**** LISTED ENTRIES

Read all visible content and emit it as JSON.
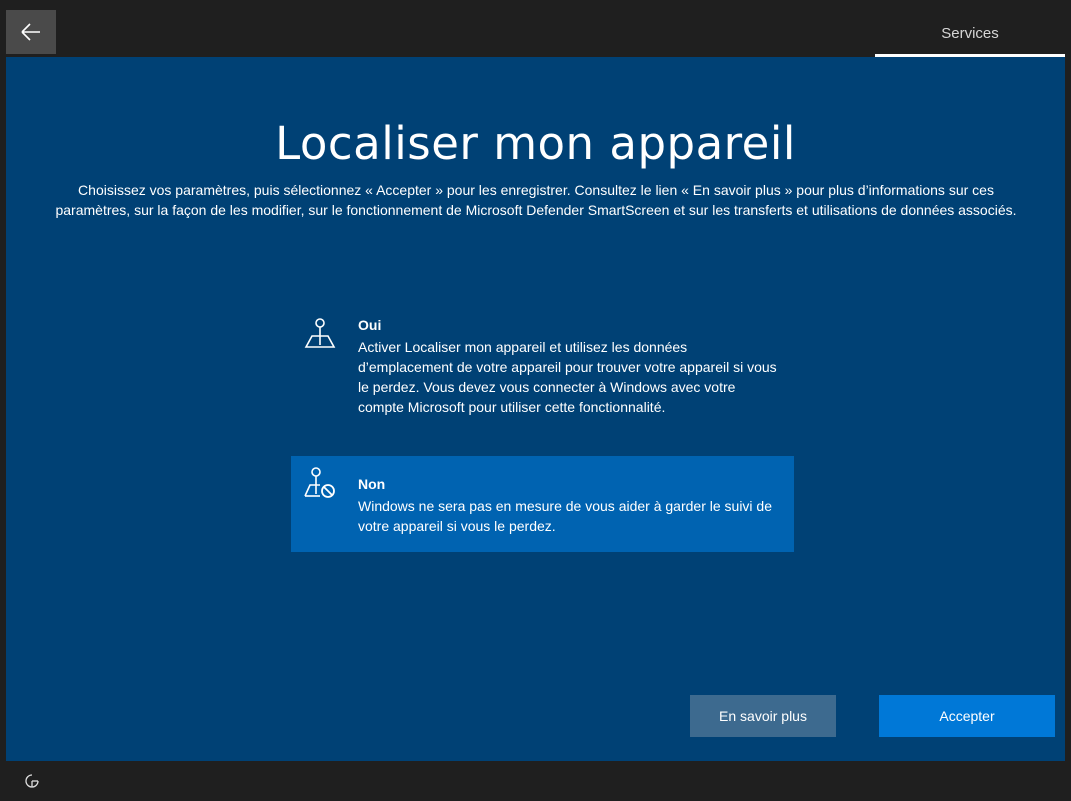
{
  "header": {
    "tab_label": "Services"
  },
  "page": {
    "title": "Localiser mon appareil",
    "description": "Choisissez vos paramètres, puis sélectionnez « Accepter » pour les enregistrer. Consultez le lien « En savoir plus » pour plus d’informations sur ces paramètres, sur la façon de les modifier, sur le fonctionnement de Microsoft Defender SmartScreen et sur les transferts et utilisations de données associés."
  },
  "options": [
    {
      "title": "Oui",
      "description": "Activer Localiser mon appareil et utilisez les données d’emplacement de votre appareil pour trouver votre appareil si vous le perdez. Vous devez vous connecter à Windows avec votre compte Microsoft pour utiliser cette fonctionnalité.",
      "icon": "location-map-icon",
      "selected": false
    },
    {
      "title": "Non",
      "description": "Windows ne sera pas en mesure de vous aider à garder le suivi de votre appareil si vous le perdez.",
      "icon": "location-map-blocked-icon",
      "selected": true
    }
  ],
  "buttons": {
    "learn_more": "En savoir plus",
    "accept": "Accepter"
  },
  "colors": {
    "background": "#004175",
    "selected_option": "#0063b1",
    "accept_button": "#0078d7",
    "learn_more_button": "#3d6a8f",
    "chrome": "#1f1f1f"
  },
  "icons": {
    "back": "back-arrow-icon",
    "accessibility": "accessibility-icon"
  }
}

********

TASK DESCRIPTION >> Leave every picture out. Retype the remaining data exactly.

ANSWER BOX >>
Read all visible content and emit it as JSON.
{
  "header": {
    "tab_label": "Services"
  },
  "page": {
    "title": "Localiser mon appareil",
    "description": "Choisissez vos paramètres, puis sélectionnez « Accepter » pour les enregistrer. Consultez le lien « En savoir plus » pour plus d’informations sur ces paramètres, sur la façon de les modifier, sur le fonctionnement de Microsoft Defender SmartScreen et sur les transferts et utilisations de données associés."
  },
  "options": [
    {
      "title": "Oui",
      "description": "Activer Localiser mon appareil et utilisez les données d’emplacement de votre appareil pour trouver votre appareil si vous le perdez. Vous devez vous connecter à Windows avec votre compte Microsoft pour utiliser cette fonctionnalité.",
      "icon": "location-map-icon",
      "selected": false
    },
    {
      "title": "Non",
      "description": "Windows ne sera pas en mesure de vous aider à garder le suivi de votre appareil si vous le perdez.",
      "icon": "location-map-blocked-icon",
      "selected": true
    }
  ],
  "buttons": {
    "learn_more": "En savoir plus",
    "accept": "Accepter"
  },
  "colors": {
    "background": "#004175",
    "selected_option": "#0063b1",
    "accept_button": "#0078d7",
    "learn_more_button": "#3d6a8f",
    "chrome": "#1f1f1f"
  },
  "icons": {
    "back": "back-arrow-icon",
    "accessibility": "accessibility-icon"
  }
}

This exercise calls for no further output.